You can hire a company to help you turn your home sweet home into a home smart home, or you can transform your home yourself, if you understand how smart technology works and you’re handy with tools. You can make the task easier by breaking it down into smaller pieces. If you’re at the entry level of a smart home, here are expert recommendations:

  • Start with one or two gadgets and build from there as you become familiar with how the products work.
  • Get products with the widest compatibility.
  • Opt for user-friendly, wallet-friendly gadgets from tech companies like Amazon, Google, and Samsung.
  • Sell “mistakes” on Craig’s List or Ebay if something doesn’t fit in, to recoup some of your investment.


While smart home devices can do a lot, they’re really not as smart as you are! A smart home isn’t just about fancy Wi-Fi devices that you control from your cell phone. Don’t get frustrated if things don’t work as smoothly as you want, or were led to believe. There isn’t a single app that controls everything, and the devices may not intertwine seamlessly. As your smart home gets smarter, you’ll find workarounds to get devices to talk to one another so you can have inter-device automations like “When I unlock the door, turn on the lights in the entry and make a path of light to the kitchen.”

All devices that control your smart home have something in common: a radio. Voice assistants are a great buy early in your smart home journey. They give you the flexibility you may desire. It’s reported that 20 million households in the U.S. have voice-control devices. Your voice command is transmitted to the manufacturer’s server. Without this process, voice assistants don’t understand a word you say. The servers and hubs are the brains of your smart home. That’s where the intelligence is, not in the gadgets and not in the apps or physical remote controllers you use. But there is one thing about voice assistants that nags at me, though – this is a personal opinion – that the devices have to be listening, always. Here’s a link to a news report that I saw on NBC news about the security of voice controls: An online search for the subject of “security of voice-activated controls” got over 31,000,000 results.


What if you want all of your devices to connect to the internet, communicate, take your commands, and send you information? This isn’t science fiction, or rocket science. The “Internet of Things” (IoT) is a key component of home automation and smart homes, but each additional device in the chain of connection introduces points of failure and chances of lag. A local system will work more quickly than a system that uses the cloud, although not using the cloud may limit what devices you can use. It may prevent voice control which relies on cloud servers to work. Before you start acquiring devices, it’s a good idea to invest valuable time to do research.

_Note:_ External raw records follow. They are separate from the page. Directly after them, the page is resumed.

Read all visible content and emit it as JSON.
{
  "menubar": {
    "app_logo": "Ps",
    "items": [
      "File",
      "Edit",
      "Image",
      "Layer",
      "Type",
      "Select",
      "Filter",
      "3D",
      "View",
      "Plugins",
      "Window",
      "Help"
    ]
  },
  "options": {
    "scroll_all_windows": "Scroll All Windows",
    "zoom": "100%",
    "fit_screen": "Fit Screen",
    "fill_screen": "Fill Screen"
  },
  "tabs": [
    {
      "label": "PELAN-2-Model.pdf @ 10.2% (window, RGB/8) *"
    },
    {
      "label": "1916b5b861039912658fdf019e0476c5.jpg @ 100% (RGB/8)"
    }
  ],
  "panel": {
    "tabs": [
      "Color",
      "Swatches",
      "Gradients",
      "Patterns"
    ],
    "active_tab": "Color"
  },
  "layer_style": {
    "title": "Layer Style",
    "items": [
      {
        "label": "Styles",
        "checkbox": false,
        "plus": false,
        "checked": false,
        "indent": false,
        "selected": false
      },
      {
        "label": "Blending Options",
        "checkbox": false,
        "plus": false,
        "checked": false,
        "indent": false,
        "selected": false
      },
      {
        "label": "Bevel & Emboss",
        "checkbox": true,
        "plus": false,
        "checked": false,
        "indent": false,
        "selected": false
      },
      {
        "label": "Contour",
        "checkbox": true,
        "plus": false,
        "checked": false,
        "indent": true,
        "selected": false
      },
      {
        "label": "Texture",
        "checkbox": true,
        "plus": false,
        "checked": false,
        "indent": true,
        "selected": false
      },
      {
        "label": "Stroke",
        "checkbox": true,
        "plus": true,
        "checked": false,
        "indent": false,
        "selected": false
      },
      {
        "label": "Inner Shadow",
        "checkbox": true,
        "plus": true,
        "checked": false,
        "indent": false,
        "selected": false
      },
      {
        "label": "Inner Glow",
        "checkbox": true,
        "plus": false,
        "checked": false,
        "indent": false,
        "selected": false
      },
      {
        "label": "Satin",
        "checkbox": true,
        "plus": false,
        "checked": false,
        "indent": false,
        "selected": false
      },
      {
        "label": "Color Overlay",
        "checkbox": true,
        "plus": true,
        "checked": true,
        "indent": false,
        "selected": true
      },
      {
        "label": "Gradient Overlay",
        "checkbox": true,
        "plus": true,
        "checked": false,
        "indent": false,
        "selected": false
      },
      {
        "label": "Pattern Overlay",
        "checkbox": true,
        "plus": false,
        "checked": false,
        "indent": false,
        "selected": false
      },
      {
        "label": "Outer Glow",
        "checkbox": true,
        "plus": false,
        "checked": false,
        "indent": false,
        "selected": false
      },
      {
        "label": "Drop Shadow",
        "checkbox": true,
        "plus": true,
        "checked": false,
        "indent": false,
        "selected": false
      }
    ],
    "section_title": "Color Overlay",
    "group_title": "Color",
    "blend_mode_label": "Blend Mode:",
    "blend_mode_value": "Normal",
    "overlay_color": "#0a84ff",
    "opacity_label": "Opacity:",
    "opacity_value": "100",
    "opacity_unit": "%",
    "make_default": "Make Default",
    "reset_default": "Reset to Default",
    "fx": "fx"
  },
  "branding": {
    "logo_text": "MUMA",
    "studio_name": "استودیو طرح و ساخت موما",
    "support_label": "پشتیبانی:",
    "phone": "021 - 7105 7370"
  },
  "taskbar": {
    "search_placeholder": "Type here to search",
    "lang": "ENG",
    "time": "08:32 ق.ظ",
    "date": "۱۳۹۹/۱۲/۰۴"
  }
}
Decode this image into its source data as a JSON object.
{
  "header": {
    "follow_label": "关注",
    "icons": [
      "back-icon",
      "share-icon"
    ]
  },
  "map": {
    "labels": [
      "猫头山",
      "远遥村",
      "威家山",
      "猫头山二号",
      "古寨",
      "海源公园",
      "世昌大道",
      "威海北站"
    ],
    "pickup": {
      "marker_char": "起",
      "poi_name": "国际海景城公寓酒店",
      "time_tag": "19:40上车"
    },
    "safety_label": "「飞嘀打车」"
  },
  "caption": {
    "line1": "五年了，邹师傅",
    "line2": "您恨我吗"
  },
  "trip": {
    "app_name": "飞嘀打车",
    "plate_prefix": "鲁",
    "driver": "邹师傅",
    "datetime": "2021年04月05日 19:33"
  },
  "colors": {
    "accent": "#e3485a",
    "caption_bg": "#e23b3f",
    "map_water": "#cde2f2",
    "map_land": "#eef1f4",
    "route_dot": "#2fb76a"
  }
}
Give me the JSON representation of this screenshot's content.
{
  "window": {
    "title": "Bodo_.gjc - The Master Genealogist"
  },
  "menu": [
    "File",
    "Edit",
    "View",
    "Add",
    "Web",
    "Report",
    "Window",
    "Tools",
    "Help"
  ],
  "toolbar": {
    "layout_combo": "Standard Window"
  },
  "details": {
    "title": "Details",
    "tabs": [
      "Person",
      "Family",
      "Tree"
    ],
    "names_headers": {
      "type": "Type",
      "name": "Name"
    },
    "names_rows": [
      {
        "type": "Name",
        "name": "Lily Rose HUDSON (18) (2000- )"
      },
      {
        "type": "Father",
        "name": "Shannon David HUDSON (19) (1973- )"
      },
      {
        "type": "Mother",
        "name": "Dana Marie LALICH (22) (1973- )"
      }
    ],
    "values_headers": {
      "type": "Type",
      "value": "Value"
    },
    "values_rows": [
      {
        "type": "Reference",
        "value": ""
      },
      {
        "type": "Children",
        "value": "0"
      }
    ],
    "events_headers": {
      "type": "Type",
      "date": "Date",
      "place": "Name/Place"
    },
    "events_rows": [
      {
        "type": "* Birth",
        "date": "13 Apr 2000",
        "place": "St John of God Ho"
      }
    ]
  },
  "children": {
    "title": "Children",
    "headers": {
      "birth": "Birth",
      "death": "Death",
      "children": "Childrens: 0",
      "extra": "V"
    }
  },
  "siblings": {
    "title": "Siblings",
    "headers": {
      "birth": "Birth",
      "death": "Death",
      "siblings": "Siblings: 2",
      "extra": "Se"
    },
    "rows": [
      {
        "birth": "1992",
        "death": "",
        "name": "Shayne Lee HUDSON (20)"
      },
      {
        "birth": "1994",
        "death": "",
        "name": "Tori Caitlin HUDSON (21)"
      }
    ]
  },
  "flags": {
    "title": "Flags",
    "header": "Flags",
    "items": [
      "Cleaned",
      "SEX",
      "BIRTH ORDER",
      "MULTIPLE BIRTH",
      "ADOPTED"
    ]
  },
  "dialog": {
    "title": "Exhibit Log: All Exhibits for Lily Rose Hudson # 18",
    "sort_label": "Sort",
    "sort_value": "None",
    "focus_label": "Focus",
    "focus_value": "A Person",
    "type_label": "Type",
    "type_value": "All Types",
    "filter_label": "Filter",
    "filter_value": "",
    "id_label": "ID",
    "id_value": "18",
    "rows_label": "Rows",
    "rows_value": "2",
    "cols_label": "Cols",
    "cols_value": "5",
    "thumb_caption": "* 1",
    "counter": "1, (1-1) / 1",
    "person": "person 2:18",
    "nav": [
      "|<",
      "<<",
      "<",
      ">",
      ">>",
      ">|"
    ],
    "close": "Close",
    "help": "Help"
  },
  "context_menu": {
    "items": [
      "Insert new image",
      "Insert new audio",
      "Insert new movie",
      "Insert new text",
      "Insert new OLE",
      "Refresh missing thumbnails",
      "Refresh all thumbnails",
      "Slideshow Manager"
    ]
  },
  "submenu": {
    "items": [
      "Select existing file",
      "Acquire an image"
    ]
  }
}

A writer’s personal story about the battle with her smart home might scare you away from technology or verify that this can happen to anyone else but you. Written four years ago by Stacey Higginbotham, the article is still very entertaining and enlightening: “5 Reasons Why The Smart Home is Still Stupid” in the August 15, 2015 issue of Fortune Magazine.


Smart homes that were created in the 1950s and ’60s were a dream for a small handful of forward thinkers. We’ve benefitted by the advancements of technology in the past 65-plus years. It’s difficult to think about the future of smart homes in the next 65 years, 2084, just as it was difficult for the Wright brothers to envision that we’d be exploring outer space when they flew their simple airplane in December of 1903. We’ve come a long way, but we have a long journey ahead of us. I hope that technology will be a tool we can use to save and protect our precious home, Earth.

Listen to the 6/25/19 Podcast: “Smart Home Technology”

I can (and will!) help you define your smart home needs and refer you to people who can help you achieve your goals! Contact me today for an initial phone call about your smart home needs.